Activity cost drivers are used in activity-based costing, and they give a more accurate determination of the true cost of business activity by considering the indirect expenses. These levels include batch-level activity, unit-level activity, customer-level activity, organization-sustaining activity, and product-level activity. Activity-based costing benefits the costing process by expanding the number of cost pools that can be used to analyze overhead costs and by making indirect costs traceable to certain activities. Activity-based costing (ABC) is a method of assigning overhead and indirect costs—such as salaries and utilities—to products and services. However, as the percentages of indirect or overhead costs rose, this technique became increasingly inaccurate, because indirect costs were not caused equally by all products.
First stage allocation
This model assigns more indirect costs (overhead) into direct costs compared to conventional costing. A first stage allocation is the process used to assign overhead costs to activities. This allocation is employed in an activity-based costing system, and is the first step in the eventual allocation of overhead costs to cost objects.
Consequently, when multiple products share common costs, there is a danger of one product subsidizing another. ABC provides cost driver rates and information on transaction volumes which are very useful to management for cost management and performance appraisal of responsibility centres. Cost driver rates can be used advantageously for the design of new products or existing products as they indicate overhead costs that are likely to be applied in costing the product. A primary disadvantage of ABC is that it is not possible to divide some overhead costs such as the chief executive’s salary on a per-product usage basis.
Activity-based costing is the newest means of calculating how overhead expenses are allocated to different products at the time of publication. The traditional allocation method requires the business to pick one metric to use as a means to allot overhead costs.
Robin Cooper and Robert S. Kaplan, proponents of the Balanced Scorecard, brought notice to these concepts in a number of articles published in Harvard Business Review beginning in 1988. Cooper and Kaplan described ABC as an approach to solve the problems of traditional cost management systems.
ABC systems require management to estimate costs of activity pools and to identify and measure cost drivers to serve as cost allocation bases. Even basic ABC systems require many calculations to determine costs of products and services.
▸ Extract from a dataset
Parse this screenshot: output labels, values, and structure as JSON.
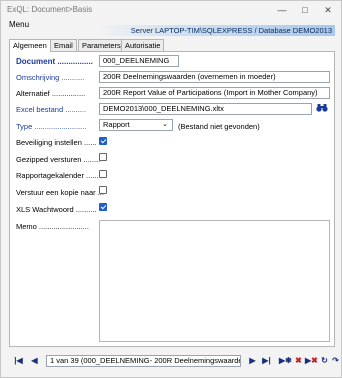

A few of the cost drivers that would be used under ABC include the number of machine setups, the pounds of material purchased or used, the number of engineering change orders, the number of machine hours, and so on. Activity-based costing (ABC) is a costing method that assigns overhead and indirect costs to related products and services. This accounting method of costing recognizes the relationship between costs, overhead activities, and manufactured products, assigning indirect costs to products less arbitrarily than traditional costing methods. However, some indirect costs, such as management and office staff salaries, are difficult to assign to a product. Direct labour and materials are relatively easy to trace directly to products, but it is more difficult to directly allocate indirect costs to products.
Similarly, employees rarely devote 100% of their working hours to productive activities, and not all productive activities add value to the product or process of the firm. The cost driver rate, which is the cost pool total divided by cost driver, is used to calculate the amount of overhead and indirect costs related to a particular activity. The cost per setup is calculated to be $500 ($200,000 of cost per year divided by 400 setups per year).